It’s never easy to continue success during a time of change.
When Will Cummings completed his four years at Temple University, he made a name for himself as the heart and soul of the Owls’ offense. A veteran point guard on the team, Cummings was able to take on any matchup put in front of him, and although his defense was feisty and strong, it was his ability to drive into the lane and create shots for his team that made him one of the best point guards in the nation at the collegiate level.
This season however, the Owls are unable to rely on the abilities of Cummings because, well, he is no longer on the team. With Cummings now a graduate pursuing a career in the NBA’s development league, the Owls began the season with a question on the minds of many: who would be their point guard that could run the offense just as smoothly as Cummings?
Temple had two true freshman guards coming into this season in Trey Lowe and Levan Alston Jr,. Although these players were known for their abilities to score and dish in high school, it was unknown how quickly the two would translate their games to the collegiate level. With that being said, one particular player on the minds of Owl fans and coaches alike that could possibly fill the large void that Cummings left behind was Josh Brown.
This is the third year that Brown has been on the team, but his career averages have been pedestrian at best. As a sophomore last season, Brown averaged below 22-minutes a game and produced just 6.3 points and 1.5 assists each contest. Granted, Brown was still a young player and was shadowed over by the talented season that Cummings had, but the under two assists per game were alarming. If the numbers said anything about Brown’s development, it was that he needed to learn how to play the point guard position in a true manner by creating more opportunities for his teammates. Though Brown’s sophomore statistics told one story, a story that foreshadowed a season of learning and transition to the point guard position, his play through the first eight games of the season have told a different story.
So far this season, Brown is averaging five assists per game. Although it is a good number but not a great number for point guards, the plus-3.5 improvement is what is exciting about the stat. If you analyze Brown’s performance to start this season even further, the numbers become even more impressive. In his freshman season, Brown dished out a total of 51 assists in 31 games played and in his second year, Brown upped that total to 57 assists in 37 games played.
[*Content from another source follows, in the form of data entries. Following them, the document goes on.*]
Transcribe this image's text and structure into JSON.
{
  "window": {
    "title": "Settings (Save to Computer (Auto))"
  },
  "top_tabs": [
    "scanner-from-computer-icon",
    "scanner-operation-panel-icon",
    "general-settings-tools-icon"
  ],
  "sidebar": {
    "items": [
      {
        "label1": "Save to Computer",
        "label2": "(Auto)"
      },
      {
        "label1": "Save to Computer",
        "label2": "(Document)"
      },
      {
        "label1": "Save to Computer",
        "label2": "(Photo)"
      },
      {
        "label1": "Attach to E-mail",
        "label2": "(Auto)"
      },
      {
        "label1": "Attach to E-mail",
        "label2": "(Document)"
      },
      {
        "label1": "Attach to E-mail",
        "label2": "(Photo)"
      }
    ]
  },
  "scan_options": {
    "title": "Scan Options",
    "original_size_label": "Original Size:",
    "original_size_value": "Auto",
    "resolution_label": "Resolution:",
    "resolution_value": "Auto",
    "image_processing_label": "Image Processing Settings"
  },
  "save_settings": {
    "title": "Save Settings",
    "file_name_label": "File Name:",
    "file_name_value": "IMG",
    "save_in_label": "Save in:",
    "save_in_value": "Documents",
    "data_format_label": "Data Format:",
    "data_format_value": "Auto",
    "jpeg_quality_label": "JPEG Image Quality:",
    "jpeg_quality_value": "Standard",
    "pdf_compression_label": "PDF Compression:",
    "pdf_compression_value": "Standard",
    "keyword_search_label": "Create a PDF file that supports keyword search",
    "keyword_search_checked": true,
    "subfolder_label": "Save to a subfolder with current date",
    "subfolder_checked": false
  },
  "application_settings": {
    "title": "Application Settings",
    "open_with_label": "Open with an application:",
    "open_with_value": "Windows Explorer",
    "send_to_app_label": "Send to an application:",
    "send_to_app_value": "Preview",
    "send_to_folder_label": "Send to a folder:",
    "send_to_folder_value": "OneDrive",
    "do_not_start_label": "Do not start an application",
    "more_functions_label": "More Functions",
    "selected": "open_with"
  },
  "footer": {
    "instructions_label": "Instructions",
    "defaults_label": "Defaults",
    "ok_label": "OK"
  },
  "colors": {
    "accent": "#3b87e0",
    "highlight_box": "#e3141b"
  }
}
This year, through eight games played, Brown already has 40 total assists, just 11 shy of his freshman total and 17 away from his sophomore amount. It was not until conference play had started and 23 games had passed that Brown totaled 40 assists last season. The date that marked his 40th assist? February 4th, 2015, in USF victory against Cincinnati. This season, Brown recorded his 40th assist on December 19th, 2015 in a Big 5 victory against the Penn Quakers. It is amazing to realize that Brown was able to reach 40-plus assists this season in the same year that he did it last season (2015).
If you take into consideration how quickly Brown was handed the keys to bring the ball up the court, he has certainly taken the task to heart with little to no error. When asked about Brown’s progression as a point guard earlier this season, head coach Fran Dunphy praised his junior’s efficiency. “I certainly like his assist-to-turnover numbers, those are good,” Dunphy said. “He’s still learning that position. The reality is he’s still learning that position and trying to get better at decision making.”
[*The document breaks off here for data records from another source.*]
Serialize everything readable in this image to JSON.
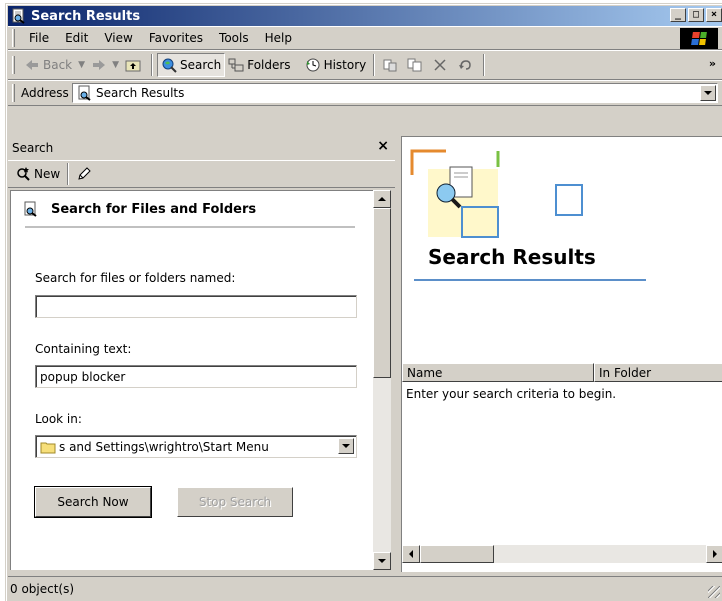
{
  "window": {
    "title": "Search Results",
    "caption": {
      "minimize": "_",
      "maximize": "□",
      "close": "×"
    }
  },
  "menu": [
    "File",
    "Edit",
    "View",
    "Favorites",
    "Tools",
    "Help"
  ],
  "toolbar": {
    "back": "Back",
    "search": "Search",
    "folders": "Folders",
    "history": "History",
    "chevron": "»"
  },
  "address": {
    "label": "Address",
    "value": "Search Results"
  },
  "search_pane": {
    "header": "Search",
    "close": "×",
    "new_label": "New",
    "title": "Search for Files and Folders",
    "named_label": "Search for files or folders named:",
    "named_value": "",
    "containing_label": "Containing text:",
    "containing_value": "popup blocker",
    "lookin_label": "Look in:",
    "lookin_value": "s and Settings\\wrightro\\Start Menu",
    "search_now": "Search Now",
    "stop_search": "Stop Search"
  },
  "results": {
    "title": "Search Results",
    "columns": [
      "Name",
      "In Folder"
    ],
    "empty_message": "Enter your search criteria to begin."
  },
  "status": {
    "text": "0 object(s)"
  },
  "colors": {
    "titlebar_start": "#0a246a",
    "titlebar_end": "#a6caf0",
    "face": "#d4d0c8",
    "accent_rule": "#5b8fc9"
  },
  "icons": {
    "app": "search-doc-icon",
    "back": "back-arrow-icon",
    "forward": "forward-arrow-icon",
    "up": "up-folder-icon",
    "search": "search-globe-icon",
    "folders": "folders-icon",
    "history": "history-icon",
    "move_to": "move-to-icon",
    "copy_to": "copy-to-icon",
    "delete": "delete-icon",
    "undo": "undo-icon",
    "new": "new-search-icon",
    "tools": "pen-icon",
    "folder": "folder-icon",
    "windows_flag": "windows-flag-icon"
  }
}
Despite all of this still being a learning process for Brown, he has ran the Owl offense without turning the ball over much. Through eight games, Brown has averaged fewer than two turnovers a game, and in three of those games, he didn't turned over the ball at all. No game has presented Brown’s rapid development into becoming a true point guard more than Temple’s first Big 5 game this season against Penn.
The Owls were able to hold off the Quakers with a win at the Palestra, 77-73, and Josh Brown was a huge reason for the victory.
Through 38 minutes, Brown was able to feed his teammates several times, dishing out a total of nine assists and even though Brown had the ball in his hands for a large portion of the game, he turned over the ball just one time. To go along with the efficient passing and ball handling, Brown was also able to drop 10 points.
After the victory, senior leader, Quenton DeCosey, praised Brown for his productive play. “He did a great job getting everybody involved on our team,” DeCosey said. “And with just one turnover…we’re going to need him to do that throughout the rest of the season.”
Head coach Fran Dunphy spoke on Brown after the game as well, with some words that resembled statements he would make after a performance of Will Cummings. “If his numbers could be like this every night — 10 points and obviously those four foul shots down the stretch were big, six rebounds, nine assists, one turnover — that’s a pretty good performance,” Dunphy said. “I think he defended better tonight too.”
With impressive improvement that is visible to both his teammates and coaches, expect more appreciation for Josh Brown’s play as he continues to blossom into a true playmaker.
Photo: Kim Klement-USA TODAY Sports
-Temple loses to Penn State in the first round of the NIT tournament